apple ipod - News, Features, and Slideshows

News

  • Apple's iPod turns 10

    Apple's iPod, which transformed the way music is sold and distributed and revolutionized the consumer electronics industry, turned 10 on Sunday.

  • How Steve Jobs changed mobility

    It's no dispute that Steve Jobs' influence on technology has been far and wide. However, in reflection, one could say he single-handedly transformed and redefined mobility in the 21st century, in a way no other technology company or individual has done.

  • iOS 5 Beta 3: Stability and features galore

    Yesterday, Apple seeded iOS 5 Beta 3 to developers. The latest beta brings performance and stability enhancements as well as more of the promised 200+ new features. Here is just a glimpse at some of the latest iOS 5 beta goodness.

  • Rumor: Apple iPod Nano to get camera, again

    The iPod nano may not sell like it used to, but that doesn't mean Apple has stopped tinkering with its tiny music player. A new photo allegedly shows a next-generation iPod nano with a rear-facing camera.

  • Will the iPad be as unbeatable as the iPod?

    When Steve Jobs unveiled the first iPad, many observers (including me) called it a big iPod Touch. We were talking about the similarities in design and functionality. But as time has gone on, I've started to think the iPad and the iPod may share another trait: Invincibility.

  • Xcode 4: The Windows Vista of Apple IDEs?

    A major update to Apple's iOS IDE was released a few days ago and so far Xcode 4's weaknesses greatly outweigh its strengths. After having spent a bit of time with Xcode 4, I am strongly considering going back to the old version.
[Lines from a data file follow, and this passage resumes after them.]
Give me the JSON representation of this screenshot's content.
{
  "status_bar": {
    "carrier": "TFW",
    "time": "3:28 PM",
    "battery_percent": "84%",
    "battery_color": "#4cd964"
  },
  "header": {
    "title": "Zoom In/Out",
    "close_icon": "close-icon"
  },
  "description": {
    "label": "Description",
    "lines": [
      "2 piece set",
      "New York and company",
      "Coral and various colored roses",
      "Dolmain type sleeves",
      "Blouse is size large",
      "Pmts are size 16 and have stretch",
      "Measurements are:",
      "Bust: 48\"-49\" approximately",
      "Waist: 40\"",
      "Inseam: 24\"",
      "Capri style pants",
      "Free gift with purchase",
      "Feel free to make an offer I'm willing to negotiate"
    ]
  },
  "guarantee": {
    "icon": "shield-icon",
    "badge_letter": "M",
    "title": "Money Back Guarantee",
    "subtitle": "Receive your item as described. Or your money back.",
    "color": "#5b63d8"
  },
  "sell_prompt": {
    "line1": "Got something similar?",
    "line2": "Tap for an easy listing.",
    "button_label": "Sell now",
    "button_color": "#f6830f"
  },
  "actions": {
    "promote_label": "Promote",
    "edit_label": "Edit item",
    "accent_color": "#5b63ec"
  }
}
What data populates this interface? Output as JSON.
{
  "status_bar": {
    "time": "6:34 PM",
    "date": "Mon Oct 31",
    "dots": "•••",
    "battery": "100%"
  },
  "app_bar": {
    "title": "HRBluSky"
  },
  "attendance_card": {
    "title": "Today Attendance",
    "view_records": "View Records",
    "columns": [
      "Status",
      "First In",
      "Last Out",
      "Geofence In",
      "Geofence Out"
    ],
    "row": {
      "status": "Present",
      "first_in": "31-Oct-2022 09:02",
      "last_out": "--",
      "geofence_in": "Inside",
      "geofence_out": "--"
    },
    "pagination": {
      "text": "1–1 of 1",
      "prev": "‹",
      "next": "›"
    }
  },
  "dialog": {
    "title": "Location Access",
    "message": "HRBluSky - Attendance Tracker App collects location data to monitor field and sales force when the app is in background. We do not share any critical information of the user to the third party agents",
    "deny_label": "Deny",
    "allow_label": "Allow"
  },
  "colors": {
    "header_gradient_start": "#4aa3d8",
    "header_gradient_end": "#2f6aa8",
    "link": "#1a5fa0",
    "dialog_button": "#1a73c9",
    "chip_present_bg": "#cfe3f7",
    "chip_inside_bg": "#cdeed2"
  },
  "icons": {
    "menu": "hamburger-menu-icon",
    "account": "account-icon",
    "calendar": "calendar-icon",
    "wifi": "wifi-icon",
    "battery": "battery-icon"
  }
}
Google "i hate xcode 4" and you'll see I'm not the only one considering an IDE downgrade. Here are just a few of the reasons Xcode 4 may end up being the Windows Vista of Apple IDEs.

  • Apple's iPod killed Microsoft's Zune

    Microsoft has nixed any future iterations of its Zune music and video player, according to a Bloomberg report, adding another name on the list of devices killed by Apple's iPod hardware and entertainment ecosystem. Microsoft has yet to make the death of its Zune official, but unofficially it's believed the decision is based on poor demand for its players since the Zune line was introduced almost five years ago.

  • Apple iOS 4.2: The first 24 hours

    Apple released iOS 4.2 into the wild about 24 hours ago, and users installing the software update have found improved HTML 5 features, quirky bugs and limited AirPlay support.

  • Apple releases iOS 4.2

    Apple has just announced that iOS 4.2 will be available today for iPad, iPhone and iPod Touch users.

  • What not to do when designing your app

    The other night, I was using the Netflix app on my iPhone 4 and had a shocking revelation: this is one of the worst designed, "professional" apps I've ever seen. Yes, I can stream video over 3G. I can search for movies and manage my queue. In most areas of functionality, Netflix for iPhone delivers. It is relatively new and I'm sure a work in progress but as of the current version, it is a prime example of what not to do in terms of iOS app design. Here are some reasons why.

  • Apple's new MacBook Air: 5 things it didn't get

    The new MacBook Air is certainly a great improvement over previous models - namely the move towards exclusive solid-state storage in a laptop is a welcome paradigm shift. However, there were a few notable oversights in the new models that I'm sure a lot of people are disappointed about. Here are a few of them, and the reasons behind Apple's omissions.

  • Apple removes nail from Adobe Flash coffin

    Yesterday, Apple released a statement highlighting significant changes to their iOS Developer Program license, re-opening the platform to third-party development tools such as Adobe Flash. Additionally, Apple posted their full App Store review guidelines. The move has already been touted as a positive step towards App Store review transparency- which in the past has been criticized for its ostensible inconsistency. But why now? And what does this mean for Flash developers?

  • Apple lifts App Store approval shroud for developers

    Apple's App Store approval policy has dumbfounded mobile app developers for years, but that's about to change. On Thursday, Apple handed mobile developers a fig leaf in the form of a surprise statement that promised it would be more transparent about its App Store approval process. Apple also said it would loosen restrictions on tools used by developers to build apps for its mobile devices -- the iPhone, iPad, and iPod Touch.